SOURCE DATA:
Start of Block
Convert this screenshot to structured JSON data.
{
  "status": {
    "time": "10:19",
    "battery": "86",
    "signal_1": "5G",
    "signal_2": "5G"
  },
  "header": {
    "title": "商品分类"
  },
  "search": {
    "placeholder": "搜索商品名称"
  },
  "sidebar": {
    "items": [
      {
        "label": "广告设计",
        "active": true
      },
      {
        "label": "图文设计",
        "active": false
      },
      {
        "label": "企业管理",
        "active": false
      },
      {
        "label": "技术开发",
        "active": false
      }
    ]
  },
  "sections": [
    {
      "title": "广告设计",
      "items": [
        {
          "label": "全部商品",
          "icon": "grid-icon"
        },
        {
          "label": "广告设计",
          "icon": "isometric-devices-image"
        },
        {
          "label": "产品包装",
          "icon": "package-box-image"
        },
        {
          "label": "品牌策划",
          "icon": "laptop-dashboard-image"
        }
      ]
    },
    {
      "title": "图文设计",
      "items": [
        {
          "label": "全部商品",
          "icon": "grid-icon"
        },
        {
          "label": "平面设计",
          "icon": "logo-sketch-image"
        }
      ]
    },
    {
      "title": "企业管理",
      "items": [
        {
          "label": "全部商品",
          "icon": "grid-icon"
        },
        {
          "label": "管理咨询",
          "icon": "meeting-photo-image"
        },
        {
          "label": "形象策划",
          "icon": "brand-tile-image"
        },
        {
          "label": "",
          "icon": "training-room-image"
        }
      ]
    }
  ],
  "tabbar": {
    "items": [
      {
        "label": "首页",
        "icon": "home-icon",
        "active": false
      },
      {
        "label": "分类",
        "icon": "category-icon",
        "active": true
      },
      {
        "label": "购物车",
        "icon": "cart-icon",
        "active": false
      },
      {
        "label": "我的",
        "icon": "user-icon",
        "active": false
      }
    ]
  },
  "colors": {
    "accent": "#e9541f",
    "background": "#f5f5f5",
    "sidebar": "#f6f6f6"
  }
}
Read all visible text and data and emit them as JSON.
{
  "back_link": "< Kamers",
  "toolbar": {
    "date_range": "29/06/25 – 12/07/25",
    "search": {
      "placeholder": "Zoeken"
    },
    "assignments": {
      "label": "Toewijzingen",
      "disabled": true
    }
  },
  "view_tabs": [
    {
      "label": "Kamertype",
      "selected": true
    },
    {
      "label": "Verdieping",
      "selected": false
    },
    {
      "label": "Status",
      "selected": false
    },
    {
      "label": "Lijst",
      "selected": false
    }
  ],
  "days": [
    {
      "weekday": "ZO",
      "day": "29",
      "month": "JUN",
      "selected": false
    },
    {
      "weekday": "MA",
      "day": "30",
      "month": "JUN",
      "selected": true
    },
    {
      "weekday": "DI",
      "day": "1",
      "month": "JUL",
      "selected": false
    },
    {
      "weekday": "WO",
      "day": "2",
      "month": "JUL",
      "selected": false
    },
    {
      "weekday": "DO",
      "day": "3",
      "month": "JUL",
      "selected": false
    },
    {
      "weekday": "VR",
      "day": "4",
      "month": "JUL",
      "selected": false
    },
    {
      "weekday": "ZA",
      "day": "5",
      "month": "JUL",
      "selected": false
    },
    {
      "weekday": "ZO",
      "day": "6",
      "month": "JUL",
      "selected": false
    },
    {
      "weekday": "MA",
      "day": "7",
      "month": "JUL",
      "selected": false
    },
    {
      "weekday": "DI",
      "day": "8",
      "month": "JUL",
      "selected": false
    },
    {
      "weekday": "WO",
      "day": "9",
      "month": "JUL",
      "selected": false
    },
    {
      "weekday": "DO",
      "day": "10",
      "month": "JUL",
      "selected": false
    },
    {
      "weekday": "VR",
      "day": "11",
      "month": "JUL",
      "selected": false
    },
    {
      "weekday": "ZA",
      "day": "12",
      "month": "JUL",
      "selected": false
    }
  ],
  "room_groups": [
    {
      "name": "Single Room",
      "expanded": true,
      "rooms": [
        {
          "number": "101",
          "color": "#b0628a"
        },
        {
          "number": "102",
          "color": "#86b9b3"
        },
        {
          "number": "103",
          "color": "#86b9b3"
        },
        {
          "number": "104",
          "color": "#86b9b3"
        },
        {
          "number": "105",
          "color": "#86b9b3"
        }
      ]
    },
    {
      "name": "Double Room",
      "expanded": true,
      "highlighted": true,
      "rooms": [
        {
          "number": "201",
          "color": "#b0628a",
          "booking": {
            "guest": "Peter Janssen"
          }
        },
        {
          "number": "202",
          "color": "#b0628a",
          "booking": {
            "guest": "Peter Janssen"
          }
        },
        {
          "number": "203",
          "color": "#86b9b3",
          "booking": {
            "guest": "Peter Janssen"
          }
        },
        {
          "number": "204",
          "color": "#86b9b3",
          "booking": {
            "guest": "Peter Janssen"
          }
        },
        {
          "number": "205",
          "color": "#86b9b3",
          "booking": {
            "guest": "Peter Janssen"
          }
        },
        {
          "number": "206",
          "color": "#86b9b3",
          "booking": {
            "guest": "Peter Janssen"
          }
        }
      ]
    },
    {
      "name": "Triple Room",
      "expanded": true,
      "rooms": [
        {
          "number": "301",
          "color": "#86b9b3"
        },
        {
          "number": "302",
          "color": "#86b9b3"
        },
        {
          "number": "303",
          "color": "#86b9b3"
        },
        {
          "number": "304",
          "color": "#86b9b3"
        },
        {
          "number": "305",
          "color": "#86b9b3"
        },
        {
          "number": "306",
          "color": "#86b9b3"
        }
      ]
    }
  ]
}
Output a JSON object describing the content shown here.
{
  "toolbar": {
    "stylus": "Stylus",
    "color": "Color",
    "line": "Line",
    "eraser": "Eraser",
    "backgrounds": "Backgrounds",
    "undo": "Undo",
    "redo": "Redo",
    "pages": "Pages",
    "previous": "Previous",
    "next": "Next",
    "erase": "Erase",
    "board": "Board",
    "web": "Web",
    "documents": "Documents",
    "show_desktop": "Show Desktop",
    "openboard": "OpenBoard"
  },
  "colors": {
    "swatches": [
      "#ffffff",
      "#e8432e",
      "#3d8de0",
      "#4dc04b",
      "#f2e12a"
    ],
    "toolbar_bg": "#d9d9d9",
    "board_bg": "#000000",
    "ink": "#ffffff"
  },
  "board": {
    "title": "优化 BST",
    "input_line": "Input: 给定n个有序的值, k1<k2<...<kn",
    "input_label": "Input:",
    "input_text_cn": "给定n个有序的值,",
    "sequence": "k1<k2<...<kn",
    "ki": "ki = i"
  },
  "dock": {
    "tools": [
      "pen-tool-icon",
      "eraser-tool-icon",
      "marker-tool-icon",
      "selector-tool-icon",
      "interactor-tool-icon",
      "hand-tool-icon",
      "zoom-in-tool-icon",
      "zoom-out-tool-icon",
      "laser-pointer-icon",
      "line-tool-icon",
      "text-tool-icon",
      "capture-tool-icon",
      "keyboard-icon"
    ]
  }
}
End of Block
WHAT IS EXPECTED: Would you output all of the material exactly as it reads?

ANSWER BELOW:
Convert this screenshot to structured JSON data.
{
  "status": {
    "time": "10:19",
    "battery": "86",
    "signal_1": "5G",
    "signal_2": "5G"
  },
  "header": {
    "title": "商品分类"
  },
  "search": {
    "placeholder": "搜索商品名称"
  },
  "sidebar": {
    "items": [
      {
        "label": "广告设计",
        "active": true
      },
      {
        "label": "图文设计",
        "active": false
      },
      {
        "label": "企业管理",
        "active": false
      },
      {
        "label": "技术开发",
        "active": false
      }
    ]
  },
  "sections": [
    {
      "title": "广告设计",
      "items": [
        {
          "label": "全部商品",
          "icon": "grid-icon"
        },
        {
          "label": "广告设计",
          "icon": "isometric-devices-image"
        },
        {
          "label": "产品包装",
          "icon": "package-box-image"
        },
        {
          "label": "品牌策划",
          "icon": "laptop-dashboard-image"
        }
      ]
    },
    {
      "title": "图文设计",
      "items": [
        {
          "label": "全部商品",
          "icon": "grid-icon"
        },
        {
          "label": "平面设计",
          "icon": "logo-sketch-image"
        }
      ]
    },
    {
      "title": "企业管理",
      "items": [
        {
          "label": "全部商品",
          "icon": "grid-icon"
        },
        {
          "label": "管理咨询",
          "icon": "meeting-photo-image"
        },
        {
          "label": "形象策划",
          "icon": "brand-tile-image"
        },
        {
          "label": "",
          "icon": "training-room-image"
        }
      ]
    }
  ],
  "tabbar": {
    "items": [
      {
        "label": "首页",
        "icon": "home-icon",
        "active": false
      },
      {
        "label": "分类",
        "icon": "category-icon",
        "active": true
      },
      {
        "label": "购物车",
        "icon": "cart-icon",
        "active": false
      },
      {
        "label": "我的",
        "icon": "user-icon",
        "active": false
      }
    ]
  },
  "colors": {
    "accent": "#e9541f",
    "background": "#f5f5f5",
    "sidebar": "#f6f6f6"
  }
}
Read all visible text and data and emit them as JSON.
{
  "back_link": "< Kamers",
  "toolbar": {
    "date_range": "29/06/25 – 12/07/25",
    "search": {
      "placeholder": "Zoeken"
    },
    "assignments": {
      "label": "Toewijzingen",
      "disabled": true
    }
  },
  "view_tabs": [
    {
      "label": "Kamertype",
      "selected": true
    },
    {
      "label": "Verdieping",
      "selected": false
    },
    {
      "label": "Status",
      "selected": false
    },
    {
      "label": "Lijst",
      "selected": false
    }
  ],
  "days": [
    {
      "weekday": "ZO",
      "day": "29",
      "month": "JUN",
      "selected": false
    },
    {
      "weekday": "MA",
      "day": "30",
      "month": "JUN",
      "selected": true
    },
    {
      "weekday": "DI",
      "day": "1",
      "month": "JUL",
      "selected": false
    },
    {
      "weekday": "WO",
      "day": "2",
      "month": "JUL",
      "selected": false
    },
    {
      "weekday": "DO",
      "day": "3",
      "month": "JUL",
      "selected": false
    },
    {
      "weekday": "VR",
      "day": "4",
      "month": "JUL",
      "selected": false
    },
    {
      "weekday": "ZA",
      "day": "5",
      "month": "JUL",
      "selected": false
    },
    {
      "weekday": "ZO",
      "day": "6",
      "month": "JUL",
      "selected": false
    },
    {
      "weekday": "MA",
      "day": "7",
      "month": "JUL",
      "selected": false
    },
    {
      "weekday": "DI",
      "day": "8",
      "month": "JUL",
      "selected": false
    },
    {
      "weekday": "WO",
      "day": "9",
      "month": "JUL",
      "selected": false
    },
    {
      "weekday": "DO",
      "day": "10",
      "month": "JUL",
      "selected": false
    },
    {
      "weekday": "VR",
      "day": "11",
      "month": "JUL",
      "selected": false
    },
    {
      "weekday": "ZA",
      "day": "12",
      "month": "JUL",
      "selected": false
    }
  ],
  "room_groups": [
    {
      "name": "Single Room",
      "expanded": true,
      "rooms": [
        {
          "number": "101",
          "color": "#b0628a"
        },
        {
          "number": "102",
          "color": "#86b9b3"
        },
        {
          "number": "103",
          "color": "#86b9b3"
        },
        {
          "number": "104",
          "color": "#86b9b3"
        },
        {
          "number": "105",
          "color": "#86b9b3"
        }
      ]
    },
    {
      "name": "Double Room",
      "expanded": true,
      "highlighted": true,
      "rooms": [
        {
          "number": "201",
          "color": "#b0628a",
          "booking": {
            "guest": "Peter Janssen"
          }
        },
        {
          "number": "202",
          "color": "#b0628a",
          "booking": {
            "guest": "Peter Janssen"
          }
        },
        {
          "number": "203",
          "color": "#86b9b3",
          "booking": {
            "guest": "Peter Janssen"
          }
        },
        {
          "number": "204",
          "color": "#86b9b3",
          "booking": {
            "guest": "Peter Janssen"
          }
        },
        {
          "number": "205",
          "color": "#86b9b3",
          "booking": {
            "guest": "Peter Janssen"
          }
        },
        {
          "number": "206",
          "color": "#86b9b3",
          "booking": {
            "guest": "Peter Janssen"
          }
        }
      ]
    },
    {
      "name": "Triple Room",
      "expanded": true,
      "rooms": [
        {
          "number": "301",
          "color": "#86b9b3"
        },
        {
          "number": "302",
          "color": "#86b9b3"
        },
        {
          "number": "303",
          "color": "#86b9b3"
        },
        {
          "number": "304",
          "color": "#86b9b3"
        },
        {
          "number": "305",
          "color": "#86b9b3"
        },
        {
          "number": "306",
          "color": "#86b9b3"
        }
      ]
    }
  ]
}
Output a JSON object describing the content shown here.
{
  "toolbar": {
    "stylus": "Stylus",
    "color": "Color",
    "line": "Line",
    "eraser": "Eraser",
    "backgrounds": "Backgrounds",
    "undo": "Undo",
    "redo": "Redo",
    "pages": "Pages",
    "previous": "Previous",
    "next": "Next",
    "erase": "Erase",
    "board": "Board",
    "web": "Web",
    "documents": "Documents",
    "show_desktop": "Show Desktop",
    "openboard": "OpenBoard"
  },
  "colors": {
    "swatches": [
      "#ffffff",
      "#e8432e",
      "#3d8de0",
      "#4dc04b",
      "#f2e12a"
    ],
    "toolbar_bg": "#d9d9d9",
    "board_bg": "#000000",
    "ink": "#ffffff"
  },
  "board": {
    "title": "优化 BST",
    "input_line": "Input: 给定n个有序的值, k1<k2<...<kn",
    "input_label": "Input:",
    "input_text_cn": "给定n个有序的值,",
    "sequence": "k1<k2<...<kn",
    "ki": "ki = i"
  },
  "dock": {
    "tools": [
      "pen-tool-icon",
      "eraser-tool-icon",
      "marker-tool-icon",
      "selector-tool-icon",
      "interactor-tool-icon",
      "hand-tool-icon",
      "zoom-in-tool-icon",
      "zoom-out-tool-icon",
      "laser-pointer-icon",
      "line-tool-icon",
      "text-tool-icon",
      "capture-tool-icon",
      "keyboard-icon"
    ]
  }
}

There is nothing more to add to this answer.